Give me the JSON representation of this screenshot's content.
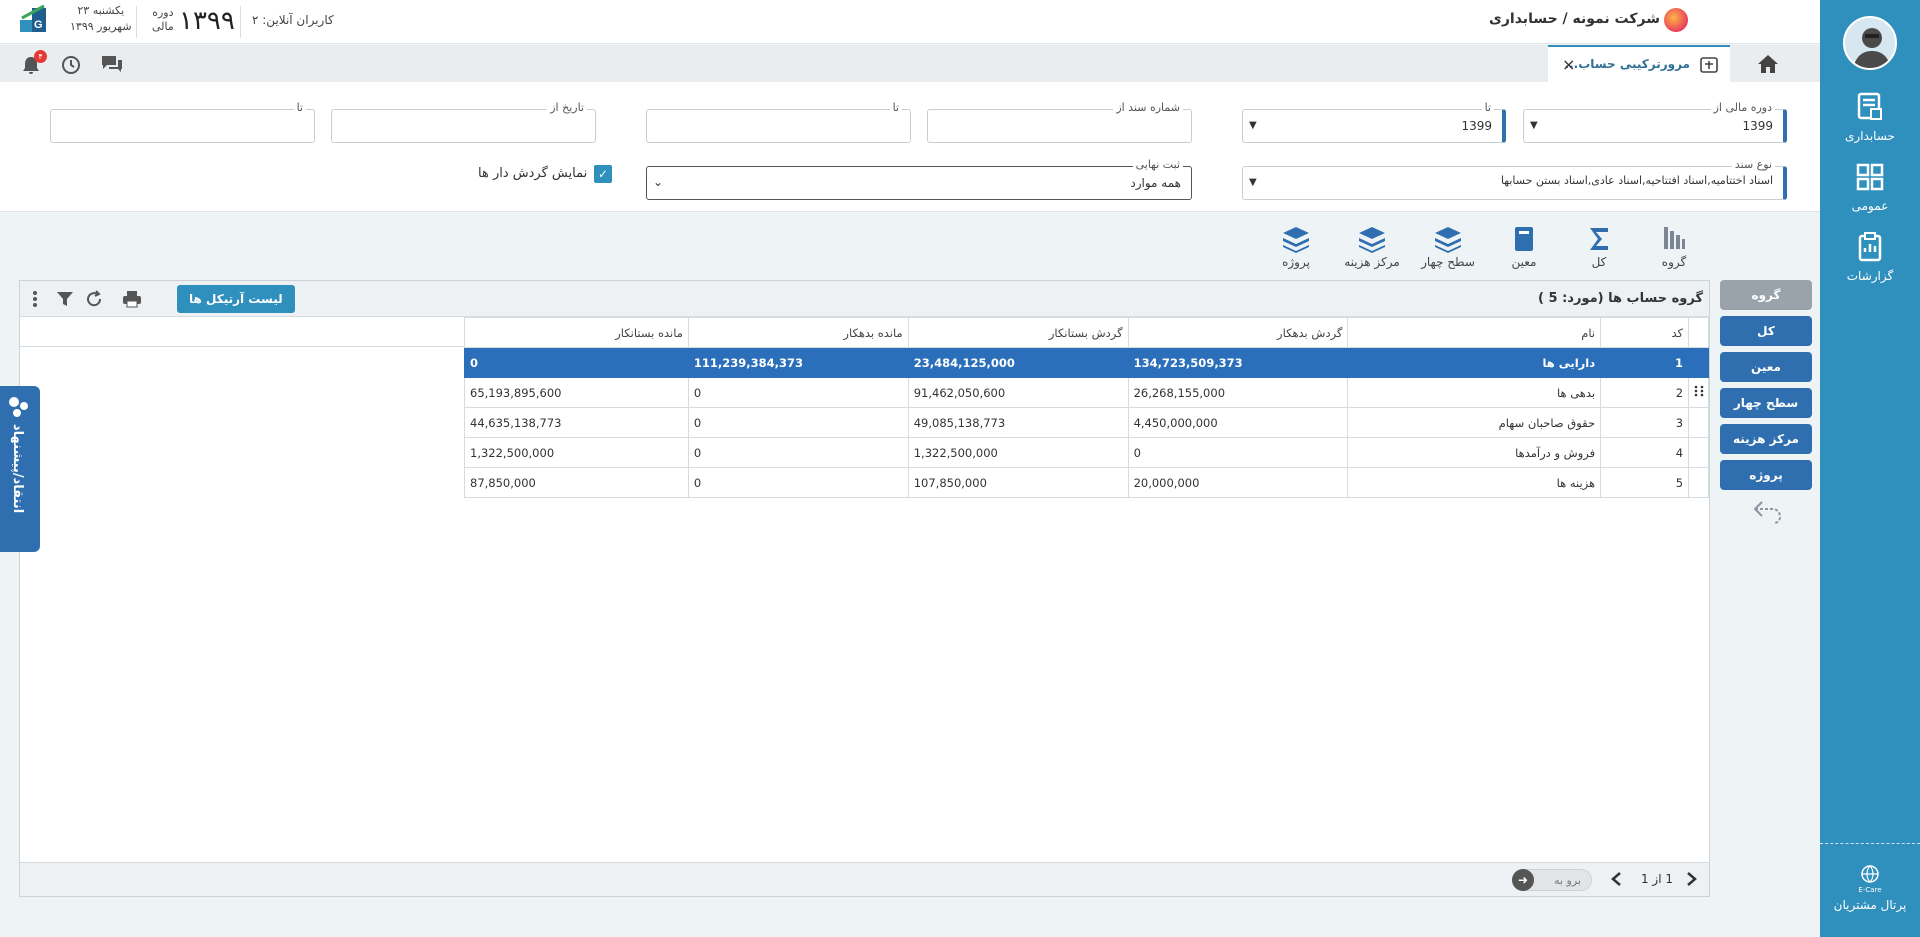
{
  "header": {
    "company": "شرکت نمونه / حسابداری",
    "online_users": "کاربران آنلاین: ۲",
    "fiscal_year": "۱۳۹۹",
    "period_label_1": "دوره",
    "period_label_2": "مالی",
    "date_line_1": "یکشنبه ۲۳",
    "date_line_2": "شهریور ۱۳۹۹"
  },
  "tab": {
    "title": "مرورترکیبی حساب..."
  },
  "notifications": {
    "count": "۴"
  },
  "sidebar": {
    "items": [
      {
        "label": "حسابداری",
        "icon": "accounting-icon"
      },
      {
        "label": "عمومی",
        "icon": "general-icon"
      },
      {
        "label": "گزارشات",
        "icon": "reports-icon"
      }
    ],
    "portal_label": "پرتال مشتریان",
    "portal_caption": "E-Care"
  },
  "filters": {
    "fiscal_from": {
      "label": "دوره مالی از",
      "value": "1399"
    },
    "fiscal_to": {
      "label": "تا",
      "value": "1399"
    },
    "doc_no_from": {
      "label": "شماره سند از",
      "value": ""
    },
    "doc_no_to": {
      "label": "تا",
      "value": ""
    },
    "date_from": {
      "label": "تاریخ از",
      "value": ""
    },
    "date_to": {
      "label": "تا",
      "value": ""
    },
    "doc_type": {
      "label": "نوع سند",
      "value": "اسناد اختتامیه,اسناد افتتاحیه,اسناد عادی,اسناد بستن حسابها"
    },
    "final_reg": {
      "label": "ثبت نهایی",
      "value": "همه موارد"
    },
    "show_turnover": {
      "label": "نمایش گردش دار ها",
      "checked": true
    }
  },
  "levels": [
    {
      "label": "گروه",
      "icon": "group-bars-icon"
    },
    {
      "label": "کل",
      "icon": "sigma-icon"
    },
    {
      "label": "معین",
      "icon": "book-icon"
    },
    {
      "label": "سطح چهار",
      "icon": "layers-icon"
    },
    {
      "label": "مرکز هزینه",
      "icon": "layers-icon"
    },
    {
      "label": "پروژه",
      "icon": "layers-icon"
    }
  ],
  "group_buttons": [
    {
      "label": "گروه",
      "active": true
    },
    {
      "label": "کل"
    },
    {
      "label": "معین"
    },
    {
      "label": "سطح چهار"
    },
    {
      "label": "مرکز هزینه"
    },
    {
      "label": "پروژه"
    }
  ],
  "grid": {
    "title": "گروه حساب ها (مورد:  5 )",
    "articles_button": "لیست آرتیکل ها",
    "columns": [
      "کد",
      "نام",
      "گردش بدهکار",
      "گردش بستانکار",
      "مانده بدهکار",
      "مانده بستانکار"
    ],
    "rows": [
      {
        "code": "1",
        "name": "دارایی ها",
        "debit_turnover": "134,723,509,373",
        "credit_turnover": "23,484,125,000",
        "debit_balance": "111,239,384,373",
        "credit_balance": "0"
      },
      {
        "code": "2",
        "name": "بدهی ها",
        "debit_turnover": "26,268,155,000",
        "credit_turnover": "91,462,050,600",
        "debit_balance": "0",
        "credit_balance": "65,193,895,600"
      },
      {
        "code": "3",
        "name": "حقوق صاحبان سهام",
        "debit_turnover": "4,450,000,000",
        "credit_turnover": "49,085,138,773",
        "debit_balance": "0",
        "credit_balance": "44,635,138,773"
      },
      {
        "code": "4",
        "name": "فروش و درآمدها",
        "debit_turnover": "0",
        "credit_turnover": "1,322,500,000",
        "debit_balance": "0",
        "credit_balance": "1,322,500,000"
      },
      {
        "code": "5",
        "name": "هزینه ها",
        "debit_turnover": "20,000,000",
        "credit_turnover": "107,850,000",
        "debit_balance": "0",
        "credit_balance": "87,850,000"
      }
    ]
  },
  "pager": {
    "text": "1 از 1",
    "goto_label": "برو به"
  },
  "feedback": {
    "label": "انتقاد/پیشنهاد"
  },
  "colors": {
    "sidebar": "#2f8fbd",
    "selected_row": "#2b6fbb",
    "button_blue": "#2f6fb0"
  }
}
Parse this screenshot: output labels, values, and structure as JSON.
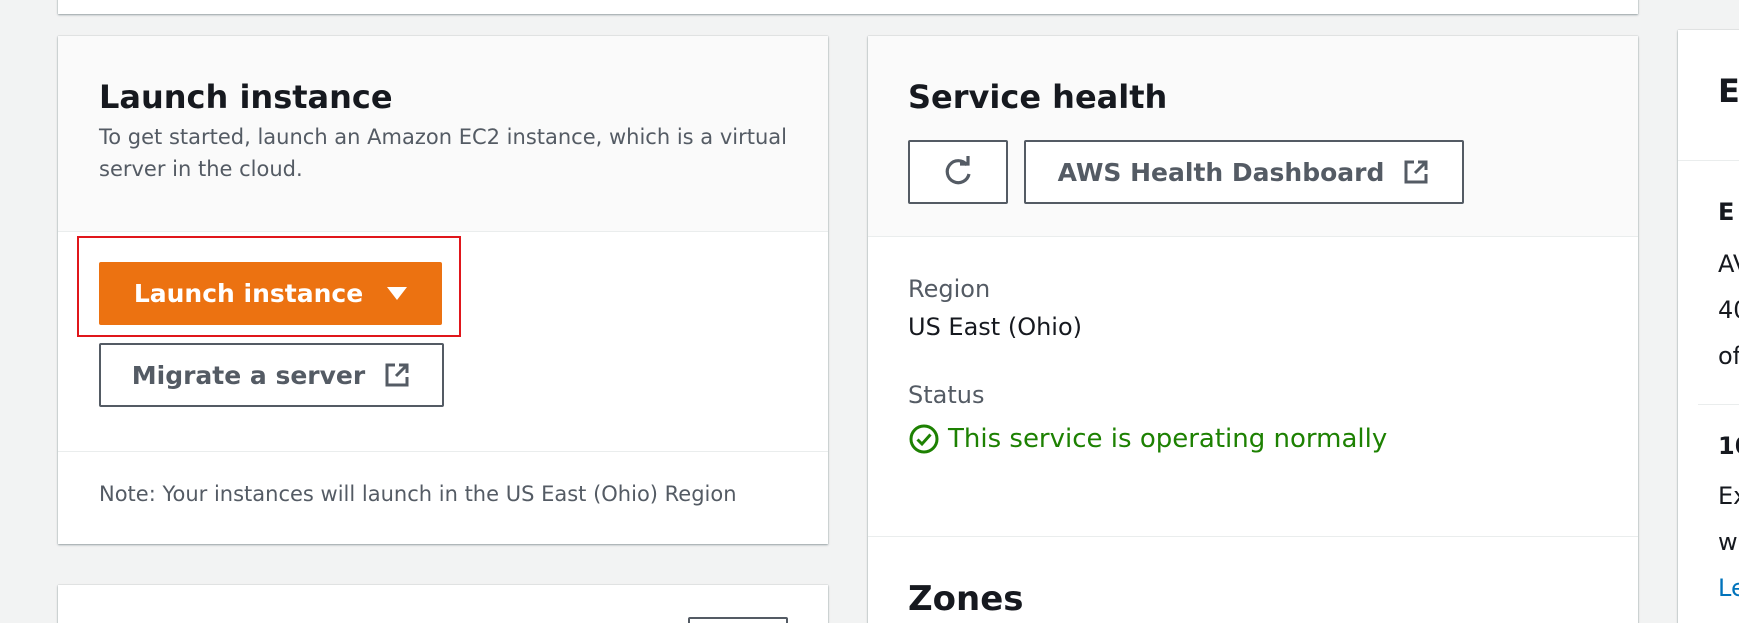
{
  "launch": {
    "title": "Launch instance",
    "description": "To get started, launch an Amazon EC2 instance, which is a virtual server in the cloud.",
    "launch_button_label": "Launch instance",
    "migrate_button_label": "Migrate a server",
    "note": "Note: Your instances will launch in the US East (Ohio) Region"
  },
  "health": {
    "title": "Service health",
    "dashboard_button_label": "AWS Health Dashboard",
    "region_label": "Region",
    "region_value": "US East (Ohio)",
    "status_label": "Status",
    "status_value": "This service is operating normally",
    "zones_title": "Zones"
  },
  "right_panel": {
    "title_fragment": "E",
    "section_title_fragment": "E",
    "line1": "AV",
    "line2": "40",
    "line3": "of",
    "section2_title_fragment": "10",
    "line4": "Ex",
    "line5": "w",
    "link_fragment": "Le"
  },
  "colors": {
    "primary": "#ec7211",
    "success": "#1d8102",
    "highlight": "#e0161b",
    "link": "#0073bb"
  },
  "icons": {
    "launch_caret": "caret-down-icon",
    "migrate_external": "external-link-icon",
    "refresh": "refresh-icon",
    "dashboard_external": "external-link-icon",
    "status": "check-circle-icon"
  }
}
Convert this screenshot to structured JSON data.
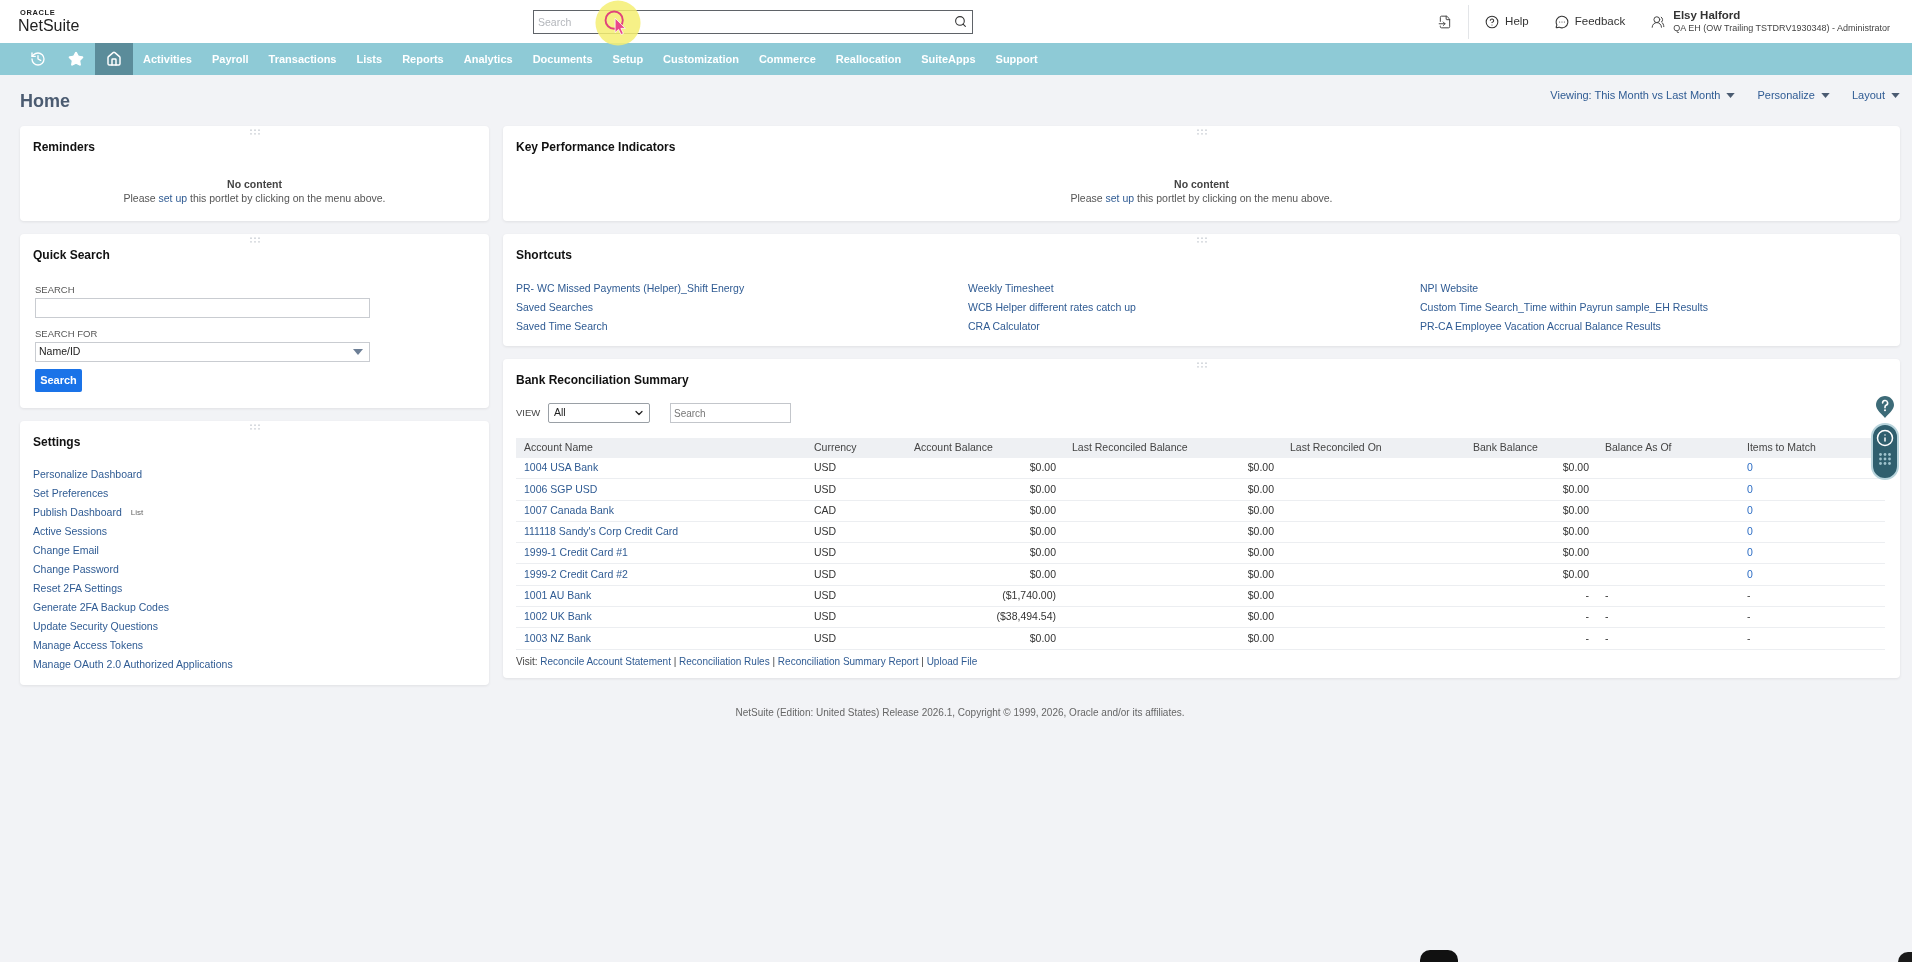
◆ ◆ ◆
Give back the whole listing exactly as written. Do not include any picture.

- RESPONSE AREA:
Give me the JSON representation of this screenshot's content.
{
  "header": {
    "company": "شرکت نمونه / حسابداری",
    "online_users": "کاربران آنلاین: ۲",
    "fiscal_year": "۱۳۹۹",
    "period_label_1": "دوره",
    "period_label_2": "مالی",
    "date_line_1": "یکشنبه ۲۳",
    "date_line_2": "شهریور ۱۳۹۹"
  },
  "tab": {
    "title": "مرورترکیبی حساب..."
  },
  "notifications": {
    "count": "۴"
  },
  "sidebar": {
    "items": [
      {
        "label": "حسابداری",
        "icon": "accounting-icon"
      },
      {
        "label": "عمومی",
        "icon": "general-icon"
      },
      {
        "label": "گزارشات",
        "icon": "reports-icon"
      }
    ],
    "portal_label": "پرتال مشتریان",
    "portal_caption": "E-Care"
  },
  "filters": {
    "fiscal_from": {
      "label": "دوره مالی از",
      "value": "1399"
    },
    "fiscal_to": {
      "label": "تا",
      "value": "1399"
    },
    "doc_no_from": {
      "label": "شماره سند از",
      "value": ""
    },
    "doc_no_to": {
      "label": "تا",
      "value": ""
    },
    "date_from": {
      "label": "تاریخ از",
      "value": ""
    },
    "date_to": {
      "label": "تا",
      "value": ""
    },
    "doc_type": {
      "label": "نوع سند",
      "value": "اسناد اختتامیه,اسناد افتتاحیه,اسناد عادی,اسناد بستن حسابها"
    },
    "final_reg": {
      "label": "ثبت نهایی",
      "value": "همه موارد"
    },
    "show_turnover": {
      "label": "نمایش گردش دار ها",
      "checked": true
    }
  },
  "levels": [
    {
      "label": "گروه",
      "icon": "group-bars-icon"
    },
    {
      "label": "کل",
      "icon": "sigma-icon"
    },
    {
      "label": "معین",
      "icon": "book-icon"
    },
    {
      "label": "سطح چهار",
      "icon": "layers-icon"
    },
    {
      "label": "مرکز هزینه",
      "icon": "layers-icon"
    },
    {
      "label": "پروژه",
      "icon": "layers-icon"
    }
  ],
  "group_buttons": [
    {
      "label": "گروه",
      "active": true
    },
    {
      "label": "کل"
    },
    {
      "label": "معین"
    },
    {
      "label": "سطح چهار"
    },
    {
      "label": "مرکز هزینه"
    },
    {
      "label": "پروژه"
    }
  ],
  "grid": {
    "title": "گروه حساب ها (مورد:  5 )",
    "articles_button": "لیست آرتیکل ها",
    "columns": [
      "کد",
      "نام",
      "گردش بدهکار",
      "گردش بستانکار",
      "مانده بدهکار",
      "مانده بستانکار"
    ],
    "rows": [
      {
        "code": "1",
        "name": "دارایی ها",
        "debit_turnover": "134,723,509,373",
        "credit_turnover": "23,484,125,000",
        "debit_balance": "111,239,384,373",
        "credit_balance": "0"
      },
      {
        "code": "2",
        "name": "بدهی ها",
        "debit_turnover": "26,268,155,000",
        "credit_turnover": "91,462,050,600",
        "debit_balance": "0",
        "credit_balance": "65,193,895,600"
      },
      {
        "code": "3",
        "name": "حقوق صاحبان سهام",
        "debit_turnover": "4,450,000,000",
        "credit_turnover": "49,085,138,773",
        "debit_balance": "0",
        "credit_balance": "44,635,138,773"
      },
      {
        "code": "4",
        "name": "فروش و درآمدها",
        "debit_turnover": "0",
        "credit_turnover": "1,322,500,000",
        "debit_balance": "0",
        "credit_balance": "1,322,500,000"
      },
      {
        "code": "5",
        "name": "هزینه ها",
        "debit_turnover": "20,000,000",
        "credit_turnover": "107,850,000",
        "debit_balance": "0",
        "credit_balance": "87,850,000"
      }
    ]
  },
  "pager": {
    "text": "1 از 1",
    "goto_label": "برو به"
  },
  "feedback": {
    "label": "انتقاد/پیشنهاد"
  },
  "colors": {
    "sidebar": "#2f8fbd",
    "selected_row": "#2b6fbb",
    "button_blue": "#2f6fb0"
  }
}
Parse this screenshot: output labels, values, and structure as JSON.
{
  "launch": {
    "title": "Launch instance",
    "description": "To get started, launch an Amazon EC2 instance, which is a virtual server in the cloud.",
    "launch_button_label": "Launch instance",
    "migrate_button_label": "Migrate a server",
    "note": "Note: Your instances will launch in the US East (Ohio) Region"
  },
  "health": {
    "title": "Service health",
    "dashboard_button_label": "AWS Health Dashboard",
    "region_label": "Region",
    "region_value": "US East (Ohio)",
    "status_label": "Status",
    "status_value": "This service is operating normally",
    "zones_title": "Zones"
  },
  "right_panel": {
    "title_fragment": "E",
    "section_title_fragment": "E",
    "line1": "AV",
    "line2": "40",
    "line3": "of",
    "section2_title_fragment": "10",
    "line4": "Ex",
    "line5": "w",
    "link_fragment": "Le"
  },
  "colors": {
    "primary": "#ec7211",
    "success": "#1d8102",
    "highlight": "#e0161b",
    "link": "#0073bb"
  },
  "icons": {
    "launch_caret": "caret-down-icon",
    "migrate_external": "external-link-icon",
    "refresh": "refresh-icon",
    "dashboard_external": "external-link-icon",
    "status": "check-circle-icon"
  }
}
Convert this screenshot to structured JSON data.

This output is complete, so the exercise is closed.